-- Input data follows --

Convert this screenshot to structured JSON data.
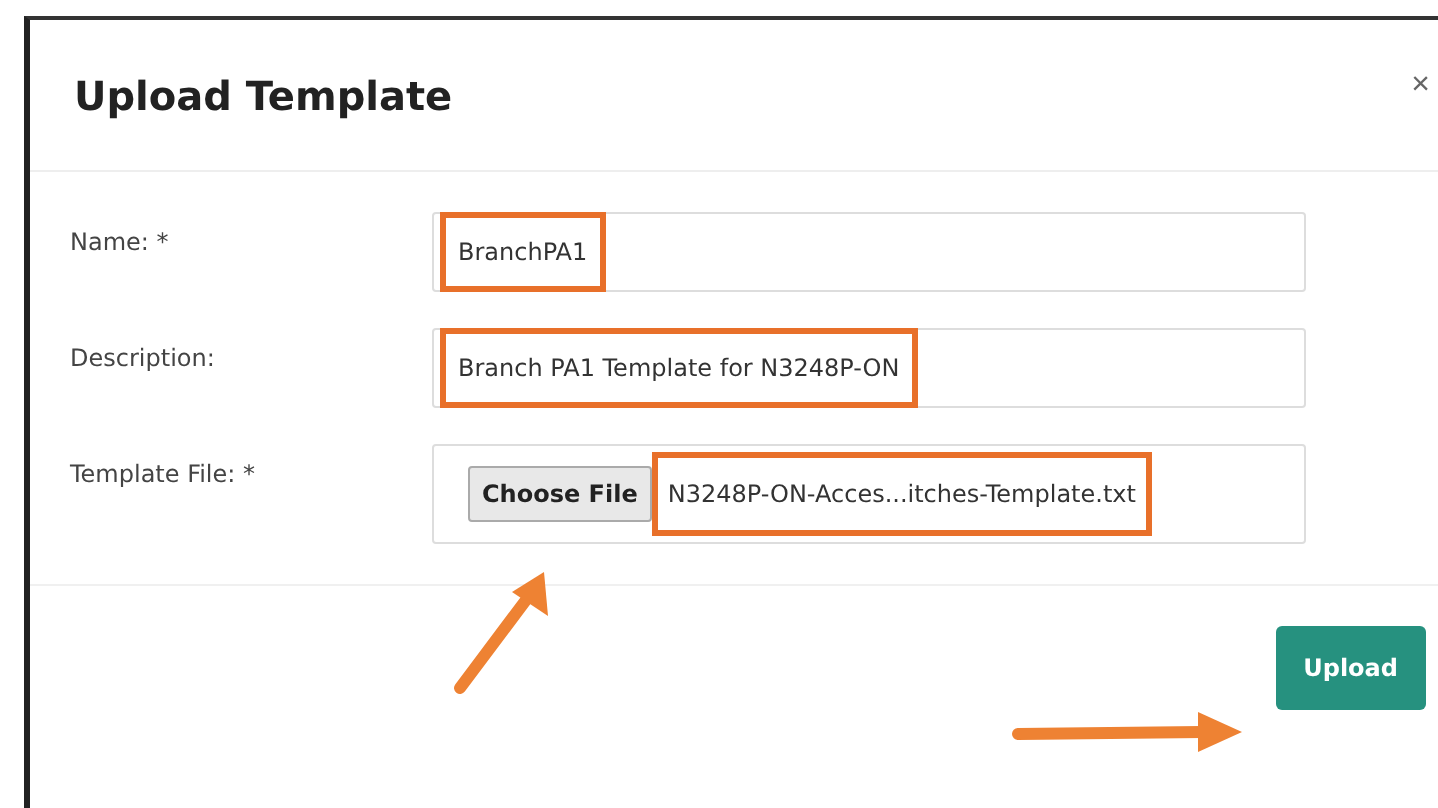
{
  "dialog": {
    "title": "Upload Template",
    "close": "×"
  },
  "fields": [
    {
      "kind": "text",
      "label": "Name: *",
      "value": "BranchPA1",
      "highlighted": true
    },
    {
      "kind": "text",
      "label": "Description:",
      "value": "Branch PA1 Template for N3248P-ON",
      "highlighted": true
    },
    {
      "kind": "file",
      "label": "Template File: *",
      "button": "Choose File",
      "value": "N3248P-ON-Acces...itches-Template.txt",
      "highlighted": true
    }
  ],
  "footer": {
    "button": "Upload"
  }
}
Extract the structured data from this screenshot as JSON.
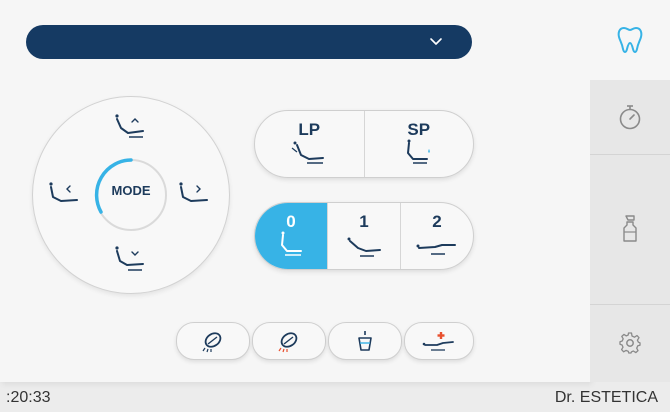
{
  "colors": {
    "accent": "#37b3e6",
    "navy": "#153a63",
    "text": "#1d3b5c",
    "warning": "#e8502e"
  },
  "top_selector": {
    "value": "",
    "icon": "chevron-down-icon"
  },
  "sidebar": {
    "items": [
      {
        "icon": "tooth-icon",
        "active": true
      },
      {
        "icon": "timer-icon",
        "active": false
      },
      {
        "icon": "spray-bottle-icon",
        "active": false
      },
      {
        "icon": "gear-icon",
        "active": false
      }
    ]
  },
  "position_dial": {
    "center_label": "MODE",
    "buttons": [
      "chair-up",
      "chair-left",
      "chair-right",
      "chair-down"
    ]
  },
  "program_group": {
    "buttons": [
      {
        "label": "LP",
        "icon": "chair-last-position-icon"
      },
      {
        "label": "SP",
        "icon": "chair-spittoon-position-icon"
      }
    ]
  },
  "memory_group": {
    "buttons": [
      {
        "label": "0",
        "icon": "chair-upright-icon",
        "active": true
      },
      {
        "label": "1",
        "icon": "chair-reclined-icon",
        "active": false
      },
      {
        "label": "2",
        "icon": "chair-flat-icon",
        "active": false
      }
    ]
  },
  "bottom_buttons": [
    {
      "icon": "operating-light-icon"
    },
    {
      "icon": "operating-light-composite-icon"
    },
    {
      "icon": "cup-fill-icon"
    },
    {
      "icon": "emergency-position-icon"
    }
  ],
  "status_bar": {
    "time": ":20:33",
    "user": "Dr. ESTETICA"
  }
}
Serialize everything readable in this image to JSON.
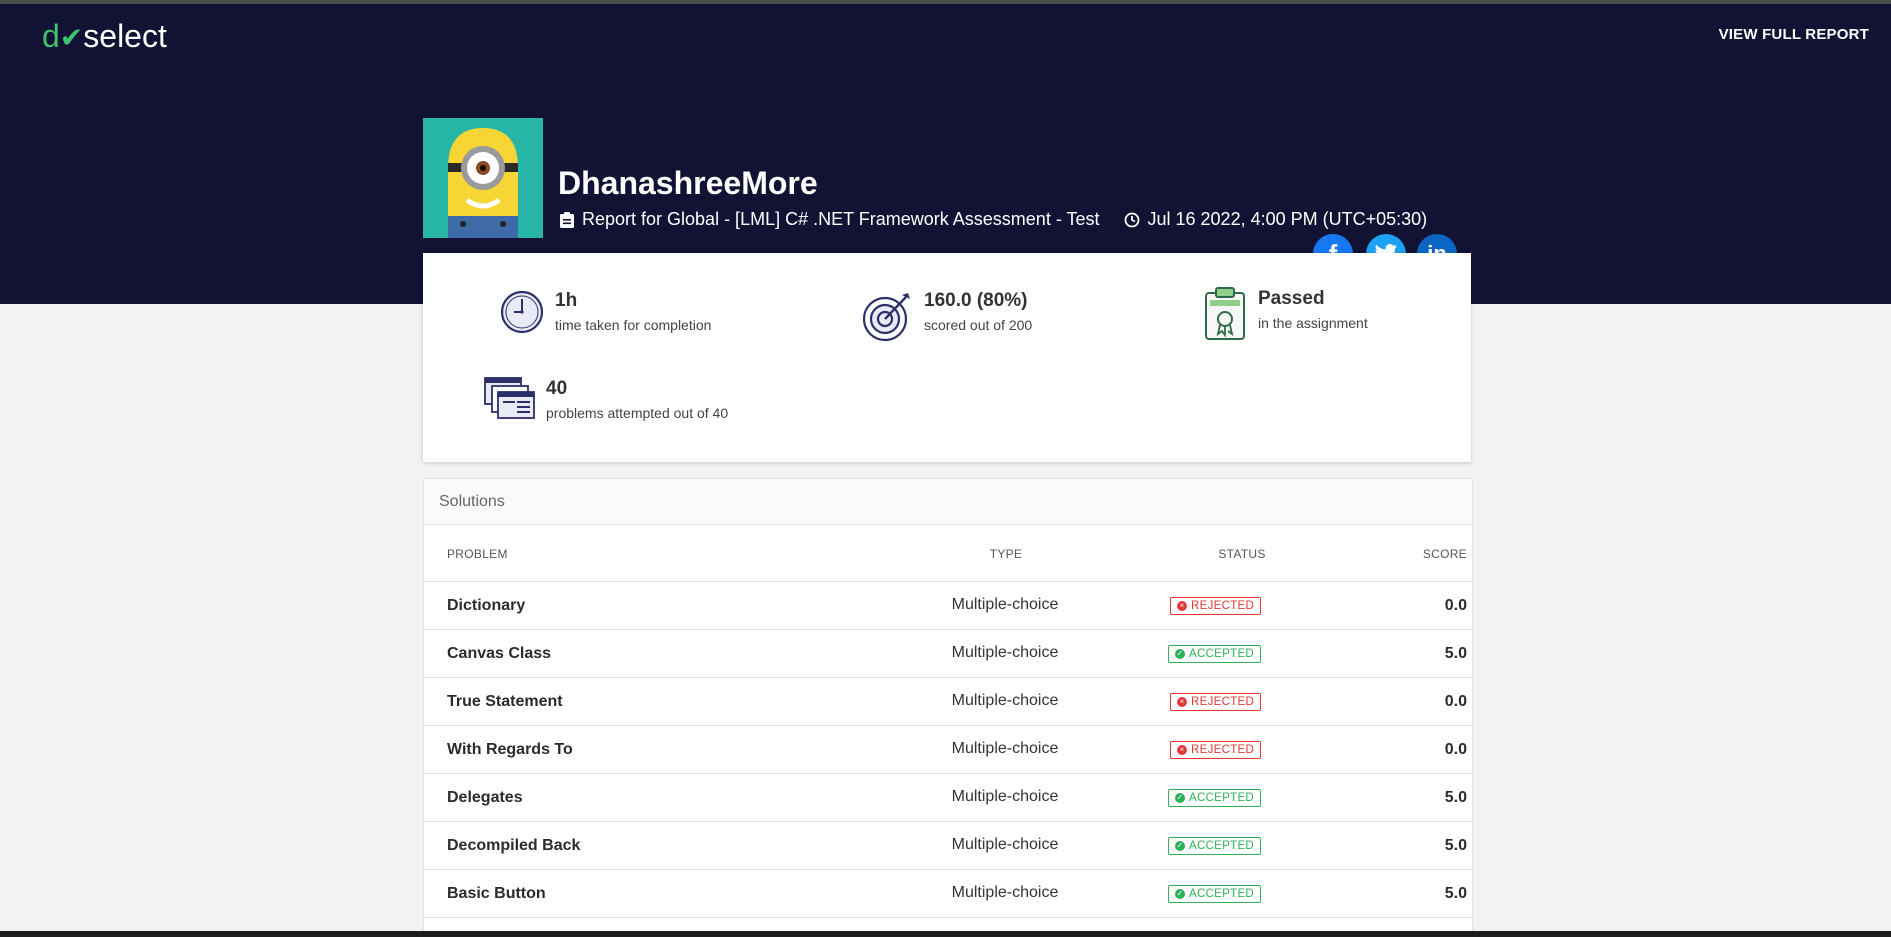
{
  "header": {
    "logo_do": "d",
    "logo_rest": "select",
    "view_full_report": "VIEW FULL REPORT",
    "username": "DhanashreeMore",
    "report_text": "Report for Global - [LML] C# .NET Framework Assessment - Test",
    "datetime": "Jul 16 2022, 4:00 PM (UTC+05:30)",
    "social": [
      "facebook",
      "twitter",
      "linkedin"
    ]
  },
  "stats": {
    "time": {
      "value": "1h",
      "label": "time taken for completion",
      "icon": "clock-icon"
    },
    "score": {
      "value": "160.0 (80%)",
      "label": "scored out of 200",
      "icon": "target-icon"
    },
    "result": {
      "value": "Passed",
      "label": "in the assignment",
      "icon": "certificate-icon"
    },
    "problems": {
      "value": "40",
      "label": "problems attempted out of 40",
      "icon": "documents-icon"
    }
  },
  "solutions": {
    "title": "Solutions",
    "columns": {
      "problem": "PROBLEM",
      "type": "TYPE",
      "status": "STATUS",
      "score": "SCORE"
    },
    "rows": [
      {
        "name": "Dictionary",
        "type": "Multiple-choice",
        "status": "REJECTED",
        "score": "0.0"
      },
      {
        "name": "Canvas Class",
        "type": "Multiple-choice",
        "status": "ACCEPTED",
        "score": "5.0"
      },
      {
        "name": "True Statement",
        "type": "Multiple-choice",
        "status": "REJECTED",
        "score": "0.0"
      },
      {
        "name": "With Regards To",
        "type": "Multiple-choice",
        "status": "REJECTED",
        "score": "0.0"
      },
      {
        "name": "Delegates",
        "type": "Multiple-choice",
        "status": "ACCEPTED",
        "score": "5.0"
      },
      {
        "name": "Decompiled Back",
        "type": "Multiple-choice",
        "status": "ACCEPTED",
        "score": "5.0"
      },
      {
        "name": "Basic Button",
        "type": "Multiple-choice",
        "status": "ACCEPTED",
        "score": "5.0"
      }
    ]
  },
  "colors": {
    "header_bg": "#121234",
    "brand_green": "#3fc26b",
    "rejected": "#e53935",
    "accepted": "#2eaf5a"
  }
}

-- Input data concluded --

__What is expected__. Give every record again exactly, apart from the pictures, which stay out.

__Problem solution__.
Convert this screenshot to structured JSON data.
{
  "dialog": {
    "title": "Upload Template",
    "close": "×"
  },
  "fields": [
    {
      "kind": "text",
      "label": "Name: *",
      "value": "BranchPA1",
      "highlighted": true
    },
    {
      "kind": "text",
      "label": "Description:",
      "value": "Branch PA1 Template for N3248P-ON",
      "highlighted": true
    },
    {
      "kind": "file",
      "label": "Template File: *",
      "button": "Choose File",
      "value": "N3248P-ON-Acces...itches-Template.txt",
      "highlighted": true
    }
  ],
  "footer": {
    "button": "Upload"
  }
}
Extract the structured data from this screenshot as JSON.
{
  "colors": {
    "accent": "#37b3e6",
    "navy": "#153a63",
    "text": "#1d3b5c",
    "warning": "#e8502e"
  },
  "top_selector": {
    "value": "",
    "icon": "chevron-down-icon"
  },
  "sidebar": {
    "items": [
      {
        "icon": "tooth-icon",
        "active": true
      },
      {
        "icon": "timer-icon",
        "active": false
      },
      {
        "icon": "spray-bottle-icon",
        "active": false
      },
      {
        "icon": "gear-icon",
        "active": false
      }
    ]
  },
  "position_dial": {
    "center_label": "MODE",
    "buttons": [
      "chair-up",
      "chair-left",
      "chair-right",
      "chair-down"
    ]
  },
  "program_group": {
    "buttons": [
      {
        "label": "LP",
        "icon": "chair-last-position-icon"
      },
      {
        "label": "SP",
        "icon": "chair-spittoon-position-icon"
      }
    ]
  },
  "memory_group": {
    "buttons": [
      {
        "label": "0",
        "icon": "chair-upright-icon",
        "active": true
      },
      {
        "label": "1",
        "icon": "chair-reclined-icon",
        "active": false
      },
      {
        "label": "2",
        "icon": "chair-flat-icon",
        "active": false
      }
    ]
  },
  "bottom_buttons": [
    {
      "icon": "operating-light-icon"
    },
    {
      "icon": "operating-light-composite-icon"
    },
    {
      "icon": "cup-fill-icon"
    },
    {
      "icon": "emergency-position-icon"
    }
  ],
  "status_bar": {
    "time": ":20:33",
    "user": "Dr. ESTETICA"
  }
}
Serialize everything readable in this image to JSON.
{
  "header": {
    "logo_do": "d",
    "logo_rest": "select",
    "view_full_report": "VIEW FULL REPORT",
    "username": "DhanashreeMore",
    "report_text": "Report for Global - [LML] C# .NET Framework Assessment - Test",
    "datetime": "Jul 16 2022, 4:00 PM (UTC+05:30)",
    "social": [
      "facebook",
      "twitter",
      "linkedin"
    ]
  },
  "stats": {
    "time": {
      "value": "1h",
      "label": "time taken for completion",
      "icon": "clock-icon"
    },
    "score": {
      "value": "160.0 (80%)",
      "label": "scored out of 200",
      "icon": "target-icon"
    },
    "result": {
      "value": "Passed",
      "label": "in the assignment",
      "icon": "certificate-icon"
    },
    "problems": {
      "value": "40",
      "label": "problems attempted out of 40",
      "icon": "documents-icon"
    }
  },
  "solutions": {
    "title": "Solutions",
    "columns": {
      "problem": "PROBLEM",
      "type": "TYPE",
      "status": "STATUS",
      "score": "SCORE"
    },
    "rows": [
      {
        "name": "Dictionary",
        "type": "Multiple-choice",
        "status": "REJECTED",
        "score": "0.0"
      },
      {
        "name": "Canvas Class",
        "type": "Multiple-choice",
        "status": "ACCEPTED",
        "score": "5.0"
      },
      {
        "name": "True Statement",
        "type": "Multiple-choice",
        "status": "REJECTED",
        "score": "0.0"
      },
      {
        "name": "With Regards To",
        "type": "Multiple-choice",
        "status": "REJECTED",
        "score": "0.0"
      },
      {
        "name": "Delegates",
        "type": "Multiple-choice",
        "status": "ACCEPTED",
        "score": "5.0"
      },
      {
        "name": "Decompiled Back",
        "type": "Multiple-choice",
        "status": "ACCEPTED",
        "score": "5.0"
      },
      {
        "name": "Basic Button",
        "type": "Multiple-choice",
        "status": "ACCEPTED",
        "score": "5.0"
      }
    ]
  },
  "colors": {
    "header_bg": "#121234",
    "brand_green": "#3fc26b",
    "rejected": "#e53935",
    "accepted": "#2eaf5a"
  }
}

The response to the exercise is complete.